● Exercise directions
Take the entries that follow and write them out again, word for word.

● Data records for software interfaces
"""

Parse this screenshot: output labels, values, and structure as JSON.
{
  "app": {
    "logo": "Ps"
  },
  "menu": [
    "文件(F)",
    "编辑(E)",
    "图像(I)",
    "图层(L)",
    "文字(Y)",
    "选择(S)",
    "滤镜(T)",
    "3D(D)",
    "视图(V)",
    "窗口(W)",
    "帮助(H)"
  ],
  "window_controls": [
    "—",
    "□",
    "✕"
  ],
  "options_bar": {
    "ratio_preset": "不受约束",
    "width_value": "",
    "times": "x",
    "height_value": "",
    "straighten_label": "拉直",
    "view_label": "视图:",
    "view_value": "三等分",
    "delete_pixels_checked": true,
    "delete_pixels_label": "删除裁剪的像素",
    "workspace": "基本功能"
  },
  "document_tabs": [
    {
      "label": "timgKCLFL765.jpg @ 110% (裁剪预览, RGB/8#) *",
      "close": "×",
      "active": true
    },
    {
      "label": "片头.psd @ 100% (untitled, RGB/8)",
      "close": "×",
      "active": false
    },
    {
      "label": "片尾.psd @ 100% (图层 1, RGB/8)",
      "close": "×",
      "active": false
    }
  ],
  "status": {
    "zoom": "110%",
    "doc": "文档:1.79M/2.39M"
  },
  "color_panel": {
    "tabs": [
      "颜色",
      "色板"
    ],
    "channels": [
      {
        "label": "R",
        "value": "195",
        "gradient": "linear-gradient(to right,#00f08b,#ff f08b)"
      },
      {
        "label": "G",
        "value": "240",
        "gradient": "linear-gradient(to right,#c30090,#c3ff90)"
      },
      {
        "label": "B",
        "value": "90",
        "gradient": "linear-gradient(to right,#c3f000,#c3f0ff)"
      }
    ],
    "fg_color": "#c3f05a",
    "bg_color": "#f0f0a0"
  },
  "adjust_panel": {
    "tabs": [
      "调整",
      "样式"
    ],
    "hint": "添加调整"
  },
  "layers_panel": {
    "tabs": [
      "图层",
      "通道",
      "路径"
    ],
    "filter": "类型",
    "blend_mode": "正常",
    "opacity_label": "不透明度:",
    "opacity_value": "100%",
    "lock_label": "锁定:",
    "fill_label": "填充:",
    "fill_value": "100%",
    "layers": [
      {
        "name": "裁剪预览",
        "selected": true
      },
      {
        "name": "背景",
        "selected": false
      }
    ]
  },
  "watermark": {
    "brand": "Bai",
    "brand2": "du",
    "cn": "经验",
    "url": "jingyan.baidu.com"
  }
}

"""

● Finished task
Parse this screenshot: output labels, values, and structure as JSON.
{
  "app": {
    "logo": "Ps"
  },
  "menu": [
    "文件(F)",
    "编辑(E)",
    "图像(I)",
    "图层(L)",
    "文字(Y)",
    "选择(S)",
    "滤镜(T)",
    "3D(D)",
    "视图(V)",
    "窗口(W)",
    "帮助(H)"
  ],
  "window_controls": [
    "—",
    "□",
    "✕"
  ],
  "options_bar": {
    "ratio_preset": "不受约束",
    "width_value": "",
    "times": "x",
    "height_value": "",
    "straighten_label": "拉直",
    "view_label": "视图:",
    "view_value": "三等分",
    "delete_pixels_checked": true,
    "delete_pixels_label": "删除裁剪的像素",
    "workspace": "基本功能"
  },
  "document_tabs": [
    {
      "label": "timgKCLFL765.jpg @ 110% (裁剪预览, RGB/8#) *",
      "close": "×",
      "active": true
    },
    {
      "label": "片头.psd @ 100% (untitled, RGB/8)",
      "close": "×",
      "active": false
    },
    {
      "label": "片尾.psd @ 100% (图层 1, RGB/8)",
      "close": "×",
      "active": false
    }
  ],
  "status": {
    "zoom": "110%",
    "doc": "文档:1.79M/2.39M"
  },
  "color_panel": {
    "tabs": [
      "颜色",
      "色板"
    ],
    "channels": [
      {
        "label": "R",
        "value": "195",
        "gradient": "linear-gradient(to right,#00f08b,#ff f08b)"
      },
      {
        "label": "G",
        "value": "240",
        "gradient": "linear-gradient(to right,#c30090,#c3ff90)"
      },
      {
        "label": "B",
        "value": "90",
        "gradient": "linear-gradient(to right,#c3f000,#c3f0ff)"
      }
    ],
    "fg_color": "#c3f05a",
    "bg_color": "#f0f0a0"
  },
  "adjust_panel": {
    "tabs": [
      "调整",
      "样式"
    ],
    "hint": "添加调整"
  },
  "layers_panel": {
    "tabs": [
      "图层",
      "通道",
      "路径"
    ],
    "filter": "类型",
    "blend_mode": "正常",
    "opacity_label": "不透明度:",
    "opacity_value": "100%",
    "lock_label": "锁定:",
    "fill_label": "填充:",
    "fill_value": "100%",
    "layers": [
      {
        "name": "裁剪预览",
        "selected": true
      },
      {
        "name": "背景",
        "selected": false
      }
    ]
  },
  "watermark": {
    "brand": "Bai",
    "brand2": "du",
    "cn": "经验",
    "url": "jingyan.baidu.com"
  }
}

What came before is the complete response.